So I sometimes think that laughing – not scornfully, but with a tone of light satirical mockery – might be a helpful response. Perhaps it might show my friends that not all Christians think like John Hagee, Harold Camping, or whoever else might be the Apocalyptic Spokesman of the moment. Hopefully they may realise that I consider these predictions to be as silly as they do.
But on the other hand, the frequency of these stories provokes my second reaction…
The flipside of wanting to laugh is that I am genuinely bothered by the fact that so many people think Christianity is so patently laughable and it makes me somewhere-between-angry-and-sad to think of how much of a distraction these stories are.
When Christians right across the world are working incredibly hard to demonstrate and explain their faith in compelling, accessible and credible ways, the shrill voices of people on the fringe only make that task harder! It is an unwanted distraction!
Now, to be fair, I’ve not come across many Christians who have told me they think this tetrad is an indicator of the end of the world. Maybe that’s in part due to the side of the Atlantic on which I dwell? The irony is that I’ve heard this theory more from newspapers who are reporting that this is what Christians are saying, rather than from Christians themselves. Admittedly, some papers and sites do recognize that this is the opinion of a fringe minority. But given that, it bothers me that papers think this is even worth reporting! It demonstrates to me that there is a desire to communicate the weird elements of faith – those stories sell and reinforce people’s view that religion is odd or outdated.
My appeal is this – let’s not give people more reasons to consider Christianity odd than they need to have.
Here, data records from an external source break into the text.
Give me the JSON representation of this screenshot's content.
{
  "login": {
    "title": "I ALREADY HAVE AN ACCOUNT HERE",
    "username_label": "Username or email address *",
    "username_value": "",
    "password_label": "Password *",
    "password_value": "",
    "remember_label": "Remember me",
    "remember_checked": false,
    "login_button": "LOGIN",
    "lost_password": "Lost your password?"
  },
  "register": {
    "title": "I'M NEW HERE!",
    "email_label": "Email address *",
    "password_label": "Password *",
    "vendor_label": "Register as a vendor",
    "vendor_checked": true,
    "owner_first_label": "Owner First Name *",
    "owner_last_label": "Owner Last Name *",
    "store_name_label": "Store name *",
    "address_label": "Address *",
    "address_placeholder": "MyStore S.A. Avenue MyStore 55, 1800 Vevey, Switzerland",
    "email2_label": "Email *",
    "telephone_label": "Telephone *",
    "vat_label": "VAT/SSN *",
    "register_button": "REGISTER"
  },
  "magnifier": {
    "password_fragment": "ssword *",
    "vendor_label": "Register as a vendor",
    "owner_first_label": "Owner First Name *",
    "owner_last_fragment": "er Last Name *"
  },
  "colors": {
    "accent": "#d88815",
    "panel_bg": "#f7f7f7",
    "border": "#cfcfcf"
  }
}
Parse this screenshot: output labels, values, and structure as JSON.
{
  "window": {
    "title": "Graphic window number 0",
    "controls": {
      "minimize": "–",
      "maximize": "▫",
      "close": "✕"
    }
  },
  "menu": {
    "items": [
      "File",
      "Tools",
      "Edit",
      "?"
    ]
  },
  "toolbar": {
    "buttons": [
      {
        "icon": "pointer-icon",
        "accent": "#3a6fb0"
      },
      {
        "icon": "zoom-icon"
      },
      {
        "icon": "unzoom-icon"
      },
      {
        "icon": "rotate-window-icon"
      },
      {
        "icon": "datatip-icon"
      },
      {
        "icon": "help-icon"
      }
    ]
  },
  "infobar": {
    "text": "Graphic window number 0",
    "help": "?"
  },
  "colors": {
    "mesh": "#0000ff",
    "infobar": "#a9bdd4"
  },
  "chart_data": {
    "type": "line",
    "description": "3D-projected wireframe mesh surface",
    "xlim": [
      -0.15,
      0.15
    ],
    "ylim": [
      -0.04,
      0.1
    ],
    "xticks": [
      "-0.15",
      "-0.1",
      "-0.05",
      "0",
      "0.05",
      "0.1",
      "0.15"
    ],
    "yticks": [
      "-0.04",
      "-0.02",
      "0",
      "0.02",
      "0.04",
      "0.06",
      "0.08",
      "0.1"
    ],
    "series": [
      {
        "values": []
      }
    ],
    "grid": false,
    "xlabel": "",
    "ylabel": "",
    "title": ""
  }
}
The virgin birth, trinity, miracles, resurrection, ascension and promise of the second coming are already hurdles enough. Let’s not go creating more!
I really liked this short video from Greg Boyd where he (in a rather impassioned manner) unpacked some of the patent absurdity of the Blood Moon Theory and encouraged his church to focus on what matters. Well worth seven minutes of your time – even if they do happen to be your final seven minutes on Earth!
My third reaction, though, is to repent. You see, I do wonder if laughing and attempting to distance my faith from these sorts of theories may do some harm. In passing end of the world theories off as laughable fiction, we may well give people the impression that we don’t take the second coming seriously at all.
When Harold Camping predicted that the world would end on May 21st 2011, he and his followers declared that it would be ‘Judgment Day.’ When it was reported in the press and discussed by various people online, it was rebranded ‘Rapture Day’ and people scheduled ‘Rapture Parties’ to celebrate. I wonder if this subtle shift demonstrates that we really have no place in our thinking for the idea of judgment?
Paul’s words to the Athenians are still as true and urgent as ever:
‘The times of ignorance God overlooked, but now he commands all people everywhere to repent, because he has fixed a day on which he will judge the world in righteousness by a man whom he has appointed; and of this he has given assurance to all by raising him from the dead.’ (Acts 17:30-31)
Jesus’ return is coming. Probably not next week, or on 28 September 2015. I suspect it will be more unexpected than that! But it could happen, or it could happen sooner… Either way, are we ready?